Plans for the "Flood" movie have been shelved until a credible Flood model can be developed. Obviously, I don't think that day will ever come. The panelists, and INJP management, are to be commended for their willingness to admit an unwelcome conclusion to their study. Of course, the importance of this conclusion - that no credible creation-science account of the Biblical Flood exists - should be noted by all students of this issue.

And now, as promised, here are the details of my calculations relating to Dr. Brown's claims for asteroid orbital enlargement, as originally posted in 2009...

The book's lack of details on the density of the vapor cloud, its variation with radius and time, and the size of the asteroids during the acceleration period make it difficult to mathematically assess Brown's asteroid claims. In what follows, I do the best I can with the limited information available in the book.

Charitably, I ignore decelerating drag forces on the asteroids, even though these would probably be much more significant than the tiny accelerations provided by Brown's acceleration mechanisms.

First, let's try to assess the force needed to enlarge the orbit of a large (1 km) asteroid from 1 to 3 astronomical units (1 A.U. = the Earth's distance from the Sun). Assuming a density of 2.0E3 kg/m3, such a body would have a mass of about 2.0E12 kg. The angular momentum needs to increase by about 70%. Since 1 A.U. is about 149 million km and the orbital velocity is about 30 km/s, the needed change in angular momentum is approximately

(delta)L = 0.7mvR = (0.7)(2.0E12 kg)(30,000 m/s)(1.49E11 m) = 6.0E27 kg m2/s

The torque needed (allowing, charitably, an acceleration period of (delta)t = 1000 years) is

tau = (delta)L/(delta)t = 2.0E17 kg m2/s2 The force needed is then F = tau/R = 6.7E5 Newtons where the radius R is taken to be 2 A.U. (average between Earth and asteroid belt orbital radii). This force is equivalent to 150,000 lb. Since the area of the asteroid is on the order of 1 km2, the unbalanced pressure needs to be 9.7E-5 lb/in2, or 7.0E-6 atm.

Brown doesn't tell us how he calculates the force on the asteroid, for a given (but unknown) gas density. But since his pressure is not exerted uniformly over the asteroid surface and is a difference between the pressures on the warm and cool surfaces (which would actually involve relatively small temperature differences), we can reasonably guess that the total gas pressure must be at least several orders of magnitude greater than the differential calculated above.
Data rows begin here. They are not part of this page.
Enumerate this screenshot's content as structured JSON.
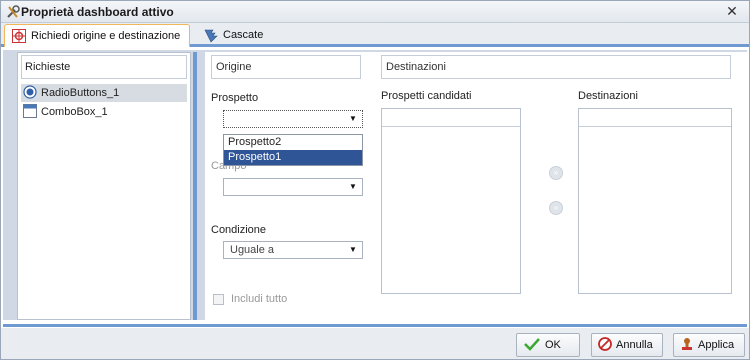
{
  "window": {
    "title": "Proprietà dashboard attivo",
    "icon": "tools-icon",
    "close_label": "✕"
  },
  "tabs": [
    {
      "label": "Richiedi origine e destinazione",
      "icon": "target-icon",
      "active": true
    },
    {
      "label": "Cascate",
      "icon": "cascade-icon",
      "active": false
    }
  ],
  "left_panel": {
    "header": "Richieste",
    "items": [
      {
        "label": "RadioButtons_1",
        "icon": "radio-icon",
        "selected": true
      },
      {
        "label": "ComboBox_1",
        "icon": "combobox-icon",
        "selected": false
      }
    ]
  },
  "origin": {
    "header": "Origine",
    "prospetto_label": "Prospetto",
    "prospetto_value": "",
    "prospetto_options": [
      "Prospetto2",
      "Prospetto1"
    ],
    "prospetto_selected": "Prospetto1",
    "campo_label": "Campo",
    "campo_value": "",
    "condizione_label": "Condizione",
    "condizione_value": "Uguale a",
    "includi_label": "Includi tutto",
    "includi_checked": false
  },
  "destination": {
    "header": "Destinazioni",
    "candidates_label": "Prospetti candidati",
    "destinations_label": "Destinazioni",
    "add_symbol": "»",
    "remove_symbol": "«"
  },
  "footer": {
    "ok_label": "OK",
    "cancel_label": "Annulla",
    "apply_label": "Applica"
  },
  "colors": {
    "accent": "#6f9ad1",
    "selection": "#2f5597",
    "tab_highlight": "#f0b65a"
  }
}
Nevertheless, let's be generous and ignore the differential factor, demanding that the gas pressure be only 7.0E-6 atm. How much water is needed to produce an interplanetary cloud of vapor with this pressure?

Brown says the cloud would be a "torus" but doesn't give its assumed dimensions. Favoring Brown, let's assume a relatively small cloud: an annular disk with inner radius at the Earth's orbit and outer radius at the orbit of Mars, and a thickness of a million miles. The volume of the vapor cloud is then 1.6E38 cm3. Since 7.0E-6 atmosphere corresponds to a density of 2.0E14 molecules per cm3, the total number of water molecules is 3.2E52. Since approximately 3.0E22 molecules of water corresponds to one gram, Brown's theory requires 1.0E30 grams of water to be injected into interplanetary orbit. But the mass of the Earth is only 6.0E27 g! The water needs to be over a hundred times as massive as the Earth! Applied to full-sized asteroids, Brown's scenario is utterly unworkable.

Accelerating very small asteroids would be easier. However, the particles would have to be bigger than 10 cm or so, because smaller particles would heat all the way through, resulting in little temperature difference between the dark and illuminated sides. Calculations, analogous to those shown above, show that 10-cm particles would require at least 1% of the Earth's mass to have been shot into space in the form of water vapor. This is equivalent to a subterranean layer 120 km thick, much greater than Brown's estimate of less than a mile. But considering the unrealistic assumptions I made that favor Brown's scenario, even in the case of small particles the actual amount of water vapor needed would probably be greater than the Earth's mass.